Willem Dekker, Netherlands Institute for Fisheries Research RIVO-DLO, P.O. Box 68, 1970 AB IJmuiden, The Netherlands (e-mail: Willem.Dekker@WUR.NL).

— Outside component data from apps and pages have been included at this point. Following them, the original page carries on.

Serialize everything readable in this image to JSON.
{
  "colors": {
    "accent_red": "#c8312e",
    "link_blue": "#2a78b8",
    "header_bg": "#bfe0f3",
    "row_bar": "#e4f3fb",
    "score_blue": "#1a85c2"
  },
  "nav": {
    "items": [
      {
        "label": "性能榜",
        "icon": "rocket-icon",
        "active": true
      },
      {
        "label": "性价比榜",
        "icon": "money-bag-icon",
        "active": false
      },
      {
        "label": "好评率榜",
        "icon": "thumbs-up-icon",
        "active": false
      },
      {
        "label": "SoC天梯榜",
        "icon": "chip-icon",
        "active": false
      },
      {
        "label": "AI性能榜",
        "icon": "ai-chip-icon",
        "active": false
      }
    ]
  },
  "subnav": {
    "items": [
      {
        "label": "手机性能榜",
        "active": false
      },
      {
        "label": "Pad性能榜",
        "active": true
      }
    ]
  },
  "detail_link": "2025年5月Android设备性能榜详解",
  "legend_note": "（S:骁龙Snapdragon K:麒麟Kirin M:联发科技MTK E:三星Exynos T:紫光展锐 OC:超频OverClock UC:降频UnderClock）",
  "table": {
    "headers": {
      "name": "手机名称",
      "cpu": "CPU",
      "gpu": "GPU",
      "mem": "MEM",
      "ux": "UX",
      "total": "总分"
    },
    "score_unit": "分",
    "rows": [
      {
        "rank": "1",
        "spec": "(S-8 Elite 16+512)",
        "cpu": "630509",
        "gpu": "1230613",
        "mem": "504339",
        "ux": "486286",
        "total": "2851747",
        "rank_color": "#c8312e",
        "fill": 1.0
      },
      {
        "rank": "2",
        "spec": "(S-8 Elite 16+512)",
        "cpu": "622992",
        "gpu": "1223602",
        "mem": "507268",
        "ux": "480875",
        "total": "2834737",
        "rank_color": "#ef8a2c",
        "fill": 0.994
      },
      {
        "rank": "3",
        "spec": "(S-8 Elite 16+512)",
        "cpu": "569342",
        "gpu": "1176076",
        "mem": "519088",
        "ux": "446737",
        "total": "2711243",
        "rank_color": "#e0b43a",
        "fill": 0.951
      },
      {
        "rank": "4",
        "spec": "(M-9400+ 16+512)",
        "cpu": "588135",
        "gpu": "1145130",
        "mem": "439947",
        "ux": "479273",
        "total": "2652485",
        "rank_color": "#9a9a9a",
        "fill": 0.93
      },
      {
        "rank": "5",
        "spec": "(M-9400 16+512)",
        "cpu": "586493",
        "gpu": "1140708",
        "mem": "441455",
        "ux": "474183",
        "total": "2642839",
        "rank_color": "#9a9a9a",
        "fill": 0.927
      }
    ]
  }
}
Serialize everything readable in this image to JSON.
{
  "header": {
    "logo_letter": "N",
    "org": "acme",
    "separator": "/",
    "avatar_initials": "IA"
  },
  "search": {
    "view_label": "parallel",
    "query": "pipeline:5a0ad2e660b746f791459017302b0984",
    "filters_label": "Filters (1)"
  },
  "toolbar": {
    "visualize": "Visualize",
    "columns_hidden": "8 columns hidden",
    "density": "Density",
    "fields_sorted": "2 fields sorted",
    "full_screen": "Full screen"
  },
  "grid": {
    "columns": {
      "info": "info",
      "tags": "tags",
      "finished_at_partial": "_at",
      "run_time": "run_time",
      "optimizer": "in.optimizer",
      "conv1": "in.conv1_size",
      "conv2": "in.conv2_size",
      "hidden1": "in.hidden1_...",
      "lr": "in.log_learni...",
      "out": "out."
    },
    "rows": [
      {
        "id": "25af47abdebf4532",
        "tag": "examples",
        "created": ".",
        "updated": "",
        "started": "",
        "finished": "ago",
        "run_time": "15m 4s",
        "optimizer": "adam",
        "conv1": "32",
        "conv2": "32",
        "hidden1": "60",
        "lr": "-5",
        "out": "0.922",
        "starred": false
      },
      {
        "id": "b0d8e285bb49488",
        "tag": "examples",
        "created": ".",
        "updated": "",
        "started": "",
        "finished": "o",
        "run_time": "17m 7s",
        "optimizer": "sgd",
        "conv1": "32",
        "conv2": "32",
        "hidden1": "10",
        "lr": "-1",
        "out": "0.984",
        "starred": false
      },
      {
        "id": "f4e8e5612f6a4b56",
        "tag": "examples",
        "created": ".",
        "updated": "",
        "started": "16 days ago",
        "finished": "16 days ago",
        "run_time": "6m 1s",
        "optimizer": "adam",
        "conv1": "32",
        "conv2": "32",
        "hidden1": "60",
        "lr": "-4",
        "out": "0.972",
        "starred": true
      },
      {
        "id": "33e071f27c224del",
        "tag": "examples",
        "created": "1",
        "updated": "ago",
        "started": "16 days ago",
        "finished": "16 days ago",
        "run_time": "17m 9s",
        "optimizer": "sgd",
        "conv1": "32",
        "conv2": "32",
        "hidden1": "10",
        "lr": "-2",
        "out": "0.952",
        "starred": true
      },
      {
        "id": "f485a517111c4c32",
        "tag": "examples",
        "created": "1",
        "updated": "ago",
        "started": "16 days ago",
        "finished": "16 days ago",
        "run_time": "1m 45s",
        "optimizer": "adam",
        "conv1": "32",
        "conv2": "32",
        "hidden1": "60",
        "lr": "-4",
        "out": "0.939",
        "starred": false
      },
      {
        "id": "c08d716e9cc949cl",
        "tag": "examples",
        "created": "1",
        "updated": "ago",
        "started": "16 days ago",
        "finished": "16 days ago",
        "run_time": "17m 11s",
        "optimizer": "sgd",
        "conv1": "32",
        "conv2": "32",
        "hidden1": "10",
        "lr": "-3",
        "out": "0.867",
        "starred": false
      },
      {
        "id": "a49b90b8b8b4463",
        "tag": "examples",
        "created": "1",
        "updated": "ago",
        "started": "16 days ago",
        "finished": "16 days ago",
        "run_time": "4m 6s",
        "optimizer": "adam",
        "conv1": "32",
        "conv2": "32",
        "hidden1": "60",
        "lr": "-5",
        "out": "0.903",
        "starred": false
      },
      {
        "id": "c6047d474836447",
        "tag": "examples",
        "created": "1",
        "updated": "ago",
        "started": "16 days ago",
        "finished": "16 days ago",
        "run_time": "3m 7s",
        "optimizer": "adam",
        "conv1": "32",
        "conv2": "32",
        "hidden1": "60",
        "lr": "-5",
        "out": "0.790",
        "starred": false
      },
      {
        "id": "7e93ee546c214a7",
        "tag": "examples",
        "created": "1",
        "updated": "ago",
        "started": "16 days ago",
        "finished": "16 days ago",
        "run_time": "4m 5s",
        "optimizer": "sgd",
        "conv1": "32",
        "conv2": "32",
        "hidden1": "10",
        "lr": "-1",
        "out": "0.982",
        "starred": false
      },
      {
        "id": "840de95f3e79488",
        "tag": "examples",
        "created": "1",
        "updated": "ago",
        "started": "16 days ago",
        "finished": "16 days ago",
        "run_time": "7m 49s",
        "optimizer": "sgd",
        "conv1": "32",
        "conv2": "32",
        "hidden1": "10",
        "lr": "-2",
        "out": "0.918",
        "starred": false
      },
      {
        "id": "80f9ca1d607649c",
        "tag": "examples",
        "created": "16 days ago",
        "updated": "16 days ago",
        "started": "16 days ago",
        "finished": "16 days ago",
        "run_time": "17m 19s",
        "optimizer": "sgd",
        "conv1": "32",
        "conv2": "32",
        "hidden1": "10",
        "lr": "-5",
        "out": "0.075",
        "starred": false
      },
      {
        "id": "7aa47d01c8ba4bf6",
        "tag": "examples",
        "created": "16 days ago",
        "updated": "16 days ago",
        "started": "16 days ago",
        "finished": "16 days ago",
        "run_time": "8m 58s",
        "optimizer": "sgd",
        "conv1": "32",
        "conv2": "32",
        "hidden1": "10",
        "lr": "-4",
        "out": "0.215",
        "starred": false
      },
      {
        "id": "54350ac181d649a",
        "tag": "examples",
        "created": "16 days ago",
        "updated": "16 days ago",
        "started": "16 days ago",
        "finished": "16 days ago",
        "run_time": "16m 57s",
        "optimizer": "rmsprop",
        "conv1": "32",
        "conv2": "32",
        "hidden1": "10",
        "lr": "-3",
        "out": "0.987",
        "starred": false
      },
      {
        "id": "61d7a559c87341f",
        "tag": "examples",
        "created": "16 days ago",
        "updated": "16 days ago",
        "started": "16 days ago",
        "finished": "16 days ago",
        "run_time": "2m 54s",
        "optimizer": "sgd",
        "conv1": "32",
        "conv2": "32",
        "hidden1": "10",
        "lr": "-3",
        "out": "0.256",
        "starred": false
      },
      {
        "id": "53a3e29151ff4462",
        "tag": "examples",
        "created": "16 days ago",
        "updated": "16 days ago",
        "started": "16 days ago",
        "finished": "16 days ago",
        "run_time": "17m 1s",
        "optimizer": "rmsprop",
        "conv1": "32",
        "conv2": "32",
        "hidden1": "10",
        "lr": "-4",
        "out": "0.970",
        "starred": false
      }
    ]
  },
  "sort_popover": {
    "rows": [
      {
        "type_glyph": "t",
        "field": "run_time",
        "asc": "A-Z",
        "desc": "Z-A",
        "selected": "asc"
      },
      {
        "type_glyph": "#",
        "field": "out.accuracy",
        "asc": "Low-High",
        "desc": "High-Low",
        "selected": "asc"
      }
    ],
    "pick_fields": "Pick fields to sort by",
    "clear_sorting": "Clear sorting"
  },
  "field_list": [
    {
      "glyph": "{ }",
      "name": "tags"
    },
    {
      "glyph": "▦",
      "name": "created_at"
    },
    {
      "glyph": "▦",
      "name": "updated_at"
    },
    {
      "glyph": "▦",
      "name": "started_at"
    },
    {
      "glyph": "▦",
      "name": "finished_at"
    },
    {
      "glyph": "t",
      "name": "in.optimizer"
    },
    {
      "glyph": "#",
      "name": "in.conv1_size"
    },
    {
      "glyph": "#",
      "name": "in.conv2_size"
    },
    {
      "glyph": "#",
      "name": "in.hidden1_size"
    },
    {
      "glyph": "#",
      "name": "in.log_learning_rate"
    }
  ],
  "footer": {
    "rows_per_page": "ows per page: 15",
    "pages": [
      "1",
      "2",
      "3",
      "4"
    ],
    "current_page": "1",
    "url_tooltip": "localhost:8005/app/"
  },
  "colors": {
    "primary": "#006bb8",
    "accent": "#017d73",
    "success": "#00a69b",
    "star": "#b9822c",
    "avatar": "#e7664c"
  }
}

Since the 1980s, a 90% decline in recruitment of European eel, Anguilla anguilla (L.), has occurred across most of Europe. Whether the continental stock has equally declined is uncertain. This study compiles available landings statistics since the beginning of the 20th century and identifies trends over time and space, using a statistical model that takes varying levels of reporting into account. Landings in the pre-1940s reached over 40 000 tonnes yr−1, declined during World War II, rose to a peak of 40 000 tonnes yr−1 in the 1960s (coincident with a peak in re-stocking) and dropped to an all time low of <20 000 tonnes yr−1 in the 1990s. The decline in recruitment since the early 1980s was preceded by a decline in landings two or more decades earlier, indicating a decline of the continental stock. Considering the continental stock and the spawning stock must have declined in parallel, insufficient spawning stock biomass might have caused the recruitment collapse currently observed.